The problem is perhaps one of my own expectations. I had unfortunately made a guess as to the villain’s identity at the start of the novel, long before I had any idea of why they would want to have done it. While I appreciated the development of their motives the ending did not surprise me at all, nor did I feel that it was really clued.
This is a particular shame as the events that follow their reveal are great. Reynolds delivers an exciting, tense conclusion that kept me engaged to the final page wanting to know what had happened.
While I may have been disappointed with the novel as a puzzle, I think it works pretty well as a thriller. I think the alpine setting and snowboarding details are incorporated well and that the characters each felt pretty distinct and credible (at least in the historical timeline). In particular, I felt that the rivalry between Milla and Saskia was developed in some thoughtful and interesting ways and that for me was the most successful aspect of the novel.
The Verdict: The alpine setting is effective and the rivalry between Milla and Saskia intrigued me. Read this as a thriller rather than a puzzle you can solve and you may well enjoy it.
4 thoughts on “Shiver by Allie Reynolds”
Yes, I saw this advertised as a “locked room mystery” and then read the synopsis and realised it wasn’t. God alone knows why this conflation of the two has become so ubiquitous, but it’s immensely frustrating.
It really is. If it had just appeared in one place I would have been more skeptical but it was in multiple blurbs and trade reviews, the latter of which really ought to know better…
It is dubious the way ‘locked-room mystery’ is applied erroneously onto novels with a closed-circle set of suspects and without a spatially-impossible crime scenario. I just completed this novel, and I consider its story to sit better with the thriller rather than the mystery genre. Interestingly, it bears comparison in terms of its setting and premise with Ruth Ware’s latest novel, ‘One by One’. Between the two, I think Ware’s novel, rather than Reynold’s, leans closer to being a clued mystery. Personally, I didn’t warm to many of the characters in ‘Shiver’ – I confess found quite a few of them to be annoying. Incidentally, I’m impressed that you honed in onto the right identity for the culprit!
In some cases I can understand why this mixup about locked room mysteries can happen. Here though I just don’t see what they are thinking qualifies.

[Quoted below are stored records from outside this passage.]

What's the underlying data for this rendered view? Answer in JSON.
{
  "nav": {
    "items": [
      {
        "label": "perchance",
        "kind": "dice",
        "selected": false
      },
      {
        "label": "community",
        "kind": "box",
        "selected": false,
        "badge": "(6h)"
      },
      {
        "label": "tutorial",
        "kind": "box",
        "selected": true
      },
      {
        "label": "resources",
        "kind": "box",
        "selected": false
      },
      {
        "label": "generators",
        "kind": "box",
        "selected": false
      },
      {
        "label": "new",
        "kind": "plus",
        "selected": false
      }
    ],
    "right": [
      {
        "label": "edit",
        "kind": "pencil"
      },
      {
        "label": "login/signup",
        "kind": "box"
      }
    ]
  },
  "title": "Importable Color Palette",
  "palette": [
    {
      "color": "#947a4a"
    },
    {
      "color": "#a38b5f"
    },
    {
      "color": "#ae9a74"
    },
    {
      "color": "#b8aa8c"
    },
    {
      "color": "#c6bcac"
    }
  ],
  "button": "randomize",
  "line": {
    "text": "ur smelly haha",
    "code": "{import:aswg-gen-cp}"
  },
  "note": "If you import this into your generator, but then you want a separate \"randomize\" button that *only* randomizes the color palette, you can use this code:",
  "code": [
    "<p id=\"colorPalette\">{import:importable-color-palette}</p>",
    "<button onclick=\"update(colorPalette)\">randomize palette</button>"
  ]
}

As for my identifying the culprit, it was all instinct (it was all in the manner of a character’s introduction in the story). As you suggest, this isn’t really particularly well clued though.